Every now and then there is an RSAA lecture that stands out head and shoulders above the rest. In the case of Flora of the Silk Road, turning up at St Peter’s Church Hall on a particularly damp and windy night, Chris Gardner’s illustrated talk was an unexpected gem.
A professional botanist with at least one plant species named in his honour, Gardner is also an accomplished photographer and the shear number of superb photographs in his slides certainly added another dimension to his talk. This was particularly the case for those of us who are less horticulturally inclined as we could easily visualise the similarities and differences in the varieties under discussion.

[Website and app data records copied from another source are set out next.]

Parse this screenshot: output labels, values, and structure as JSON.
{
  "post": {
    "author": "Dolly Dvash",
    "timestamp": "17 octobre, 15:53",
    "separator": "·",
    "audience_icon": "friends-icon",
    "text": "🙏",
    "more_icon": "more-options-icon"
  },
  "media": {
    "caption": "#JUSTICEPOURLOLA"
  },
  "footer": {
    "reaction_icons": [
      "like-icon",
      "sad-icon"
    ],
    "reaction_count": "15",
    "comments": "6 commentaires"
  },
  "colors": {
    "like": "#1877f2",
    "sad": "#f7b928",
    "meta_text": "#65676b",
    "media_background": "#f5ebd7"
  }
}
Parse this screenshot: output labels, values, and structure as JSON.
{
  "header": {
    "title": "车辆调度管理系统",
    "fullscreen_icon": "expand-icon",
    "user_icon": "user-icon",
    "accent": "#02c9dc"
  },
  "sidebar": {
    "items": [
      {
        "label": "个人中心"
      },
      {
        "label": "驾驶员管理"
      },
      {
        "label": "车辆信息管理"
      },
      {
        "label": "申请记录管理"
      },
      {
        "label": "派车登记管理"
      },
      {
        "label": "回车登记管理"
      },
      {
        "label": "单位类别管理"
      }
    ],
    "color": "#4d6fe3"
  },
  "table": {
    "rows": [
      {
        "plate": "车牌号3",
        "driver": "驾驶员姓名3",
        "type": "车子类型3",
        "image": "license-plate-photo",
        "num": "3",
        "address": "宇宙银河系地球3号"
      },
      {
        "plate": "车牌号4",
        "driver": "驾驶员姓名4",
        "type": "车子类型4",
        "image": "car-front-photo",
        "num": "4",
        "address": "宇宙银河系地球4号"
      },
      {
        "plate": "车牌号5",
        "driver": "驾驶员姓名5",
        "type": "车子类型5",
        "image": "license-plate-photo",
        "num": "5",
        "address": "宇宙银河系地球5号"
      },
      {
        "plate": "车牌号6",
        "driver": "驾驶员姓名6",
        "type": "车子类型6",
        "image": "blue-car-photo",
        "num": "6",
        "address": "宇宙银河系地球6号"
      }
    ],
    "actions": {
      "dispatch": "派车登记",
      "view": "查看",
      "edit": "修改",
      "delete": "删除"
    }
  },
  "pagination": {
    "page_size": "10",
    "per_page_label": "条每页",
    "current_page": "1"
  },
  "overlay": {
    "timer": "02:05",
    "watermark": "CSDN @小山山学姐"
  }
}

Along with his wife, Gardner has led more than 40 botanical tours and expeditions to different parts of the Silk Road, from Turkey (where he lives and where his wife is head of the herbarium at Istanbul’s Botanical Garden) into Syria and Jordan, up into Central Asia and China, and south into India. Because he was travelling with botanical purpose, Gardener was inclined to visit areas well beyond the reach of most tourists, and what was seen to be his eccentric British obsession certainly got him out of more than one potentially uncomfortable encounter with understandably suspicious authorities. Gardner’s passion for the places he has visited, not to mention the plants he found there, came through strongly in both his words and pictures. He tacked questions from the floor with enthusiasm and a great depth of knowledge.
The video of Gardner’s lecture will shortly be uploaded to the RSAA website and will then be viewable for free by any RSAA member logged into the site. His beautifully illustrated coffee table book, Flora of the Silk Road: An Illustrated Guide, is also highly informative and can be purchased online from Amazon.